====== Data for the task

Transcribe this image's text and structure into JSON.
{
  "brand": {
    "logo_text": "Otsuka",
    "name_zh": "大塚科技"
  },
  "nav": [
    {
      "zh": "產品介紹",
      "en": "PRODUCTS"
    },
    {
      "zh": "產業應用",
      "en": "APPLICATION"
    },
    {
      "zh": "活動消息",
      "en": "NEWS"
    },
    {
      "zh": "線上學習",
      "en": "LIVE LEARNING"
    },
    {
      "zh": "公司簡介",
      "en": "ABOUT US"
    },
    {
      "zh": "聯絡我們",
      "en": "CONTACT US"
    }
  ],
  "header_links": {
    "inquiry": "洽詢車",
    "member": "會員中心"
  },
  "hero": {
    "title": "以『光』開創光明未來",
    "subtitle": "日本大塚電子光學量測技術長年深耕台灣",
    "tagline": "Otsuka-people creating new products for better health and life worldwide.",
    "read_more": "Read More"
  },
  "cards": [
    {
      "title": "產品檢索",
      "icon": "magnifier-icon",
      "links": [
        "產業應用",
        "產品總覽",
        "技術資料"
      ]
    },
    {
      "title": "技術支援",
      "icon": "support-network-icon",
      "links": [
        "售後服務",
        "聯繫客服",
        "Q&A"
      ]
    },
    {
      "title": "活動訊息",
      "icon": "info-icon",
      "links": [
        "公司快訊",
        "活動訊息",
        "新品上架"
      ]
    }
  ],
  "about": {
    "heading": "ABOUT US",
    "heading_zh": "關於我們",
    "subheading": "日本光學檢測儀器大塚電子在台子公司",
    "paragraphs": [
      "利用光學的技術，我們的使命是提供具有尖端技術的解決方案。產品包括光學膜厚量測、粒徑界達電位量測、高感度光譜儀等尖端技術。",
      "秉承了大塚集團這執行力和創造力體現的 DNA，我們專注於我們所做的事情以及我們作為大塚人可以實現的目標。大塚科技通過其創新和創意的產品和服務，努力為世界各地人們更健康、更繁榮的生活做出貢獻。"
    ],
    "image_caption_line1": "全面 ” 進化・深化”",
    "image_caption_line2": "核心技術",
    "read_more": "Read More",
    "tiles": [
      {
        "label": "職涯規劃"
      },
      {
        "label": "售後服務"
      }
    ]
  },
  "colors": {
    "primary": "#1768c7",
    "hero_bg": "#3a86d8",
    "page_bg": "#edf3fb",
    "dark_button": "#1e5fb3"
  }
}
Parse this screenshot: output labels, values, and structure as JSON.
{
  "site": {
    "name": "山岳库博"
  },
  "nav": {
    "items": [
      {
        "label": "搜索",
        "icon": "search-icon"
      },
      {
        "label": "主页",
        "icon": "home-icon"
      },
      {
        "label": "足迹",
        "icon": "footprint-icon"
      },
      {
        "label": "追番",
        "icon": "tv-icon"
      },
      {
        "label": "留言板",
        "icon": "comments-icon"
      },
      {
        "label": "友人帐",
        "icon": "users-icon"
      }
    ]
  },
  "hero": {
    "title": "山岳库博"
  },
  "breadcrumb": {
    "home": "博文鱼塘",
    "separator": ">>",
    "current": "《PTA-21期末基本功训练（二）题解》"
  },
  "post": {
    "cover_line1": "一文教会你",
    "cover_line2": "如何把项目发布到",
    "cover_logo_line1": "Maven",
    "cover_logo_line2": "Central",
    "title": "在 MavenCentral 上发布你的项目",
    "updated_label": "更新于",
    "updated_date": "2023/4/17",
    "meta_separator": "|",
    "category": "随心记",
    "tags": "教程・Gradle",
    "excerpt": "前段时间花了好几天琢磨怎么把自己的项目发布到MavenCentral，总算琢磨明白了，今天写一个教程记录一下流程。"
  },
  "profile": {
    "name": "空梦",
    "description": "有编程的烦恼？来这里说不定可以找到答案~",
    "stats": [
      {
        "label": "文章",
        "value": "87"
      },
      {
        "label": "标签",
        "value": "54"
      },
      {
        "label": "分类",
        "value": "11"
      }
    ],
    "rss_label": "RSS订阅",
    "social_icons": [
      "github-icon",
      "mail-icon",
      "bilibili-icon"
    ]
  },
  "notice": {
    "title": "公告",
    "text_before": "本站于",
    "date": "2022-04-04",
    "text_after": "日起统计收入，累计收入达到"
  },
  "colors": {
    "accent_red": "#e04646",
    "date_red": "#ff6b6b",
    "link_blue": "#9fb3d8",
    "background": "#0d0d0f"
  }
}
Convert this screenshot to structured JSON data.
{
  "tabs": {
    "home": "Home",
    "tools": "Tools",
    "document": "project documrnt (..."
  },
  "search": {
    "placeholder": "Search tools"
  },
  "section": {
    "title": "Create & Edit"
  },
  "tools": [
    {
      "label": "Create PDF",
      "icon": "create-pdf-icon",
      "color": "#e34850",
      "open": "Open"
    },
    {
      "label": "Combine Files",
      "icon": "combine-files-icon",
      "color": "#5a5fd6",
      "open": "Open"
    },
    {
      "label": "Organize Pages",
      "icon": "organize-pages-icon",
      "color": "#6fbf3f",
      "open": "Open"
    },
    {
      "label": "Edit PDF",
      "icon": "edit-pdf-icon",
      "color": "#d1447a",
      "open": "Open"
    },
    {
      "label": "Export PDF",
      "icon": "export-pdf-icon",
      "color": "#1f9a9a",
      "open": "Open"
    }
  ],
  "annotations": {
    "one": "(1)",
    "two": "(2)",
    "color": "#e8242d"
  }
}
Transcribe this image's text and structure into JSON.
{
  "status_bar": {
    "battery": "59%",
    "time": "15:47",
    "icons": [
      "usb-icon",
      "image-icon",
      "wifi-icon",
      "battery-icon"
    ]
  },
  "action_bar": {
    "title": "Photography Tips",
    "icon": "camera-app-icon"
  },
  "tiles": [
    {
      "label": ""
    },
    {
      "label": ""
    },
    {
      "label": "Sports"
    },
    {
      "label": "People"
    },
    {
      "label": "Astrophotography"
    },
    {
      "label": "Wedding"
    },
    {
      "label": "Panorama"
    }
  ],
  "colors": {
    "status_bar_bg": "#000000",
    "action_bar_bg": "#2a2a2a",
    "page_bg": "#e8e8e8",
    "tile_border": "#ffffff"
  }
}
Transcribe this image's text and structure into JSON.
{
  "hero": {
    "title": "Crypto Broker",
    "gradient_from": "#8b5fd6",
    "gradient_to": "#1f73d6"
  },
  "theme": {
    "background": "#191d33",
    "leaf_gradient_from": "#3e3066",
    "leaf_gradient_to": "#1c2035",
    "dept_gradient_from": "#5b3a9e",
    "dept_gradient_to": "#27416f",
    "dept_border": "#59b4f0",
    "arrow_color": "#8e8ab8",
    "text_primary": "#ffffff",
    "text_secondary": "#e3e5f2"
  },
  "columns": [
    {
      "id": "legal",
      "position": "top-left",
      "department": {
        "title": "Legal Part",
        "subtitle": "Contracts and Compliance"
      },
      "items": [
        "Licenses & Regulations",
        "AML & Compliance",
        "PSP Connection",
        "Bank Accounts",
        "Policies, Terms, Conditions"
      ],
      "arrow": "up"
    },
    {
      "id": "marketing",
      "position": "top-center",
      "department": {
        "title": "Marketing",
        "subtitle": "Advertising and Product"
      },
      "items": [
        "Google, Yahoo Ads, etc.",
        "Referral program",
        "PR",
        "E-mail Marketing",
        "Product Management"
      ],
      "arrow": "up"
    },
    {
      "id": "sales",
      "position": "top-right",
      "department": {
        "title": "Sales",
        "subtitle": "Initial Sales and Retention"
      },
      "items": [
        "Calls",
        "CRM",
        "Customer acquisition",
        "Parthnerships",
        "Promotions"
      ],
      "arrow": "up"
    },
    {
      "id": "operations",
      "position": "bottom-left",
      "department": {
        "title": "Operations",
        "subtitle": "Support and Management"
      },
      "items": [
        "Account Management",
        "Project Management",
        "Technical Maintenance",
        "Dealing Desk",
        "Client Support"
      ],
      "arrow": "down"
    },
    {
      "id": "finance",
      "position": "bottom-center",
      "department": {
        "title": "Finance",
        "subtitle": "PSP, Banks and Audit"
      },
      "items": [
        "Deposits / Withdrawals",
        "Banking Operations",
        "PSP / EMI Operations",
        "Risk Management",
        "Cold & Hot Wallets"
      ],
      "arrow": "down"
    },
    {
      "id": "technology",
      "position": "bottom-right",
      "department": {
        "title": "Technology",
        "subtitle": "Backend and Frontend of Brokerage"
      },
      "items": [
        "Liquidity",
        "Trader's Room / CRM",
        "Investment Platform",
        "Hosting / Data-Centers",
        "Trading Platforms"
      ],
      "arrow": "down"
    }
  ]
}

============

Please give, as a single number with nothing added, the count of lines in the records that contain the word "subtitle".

» **Written solution**: 7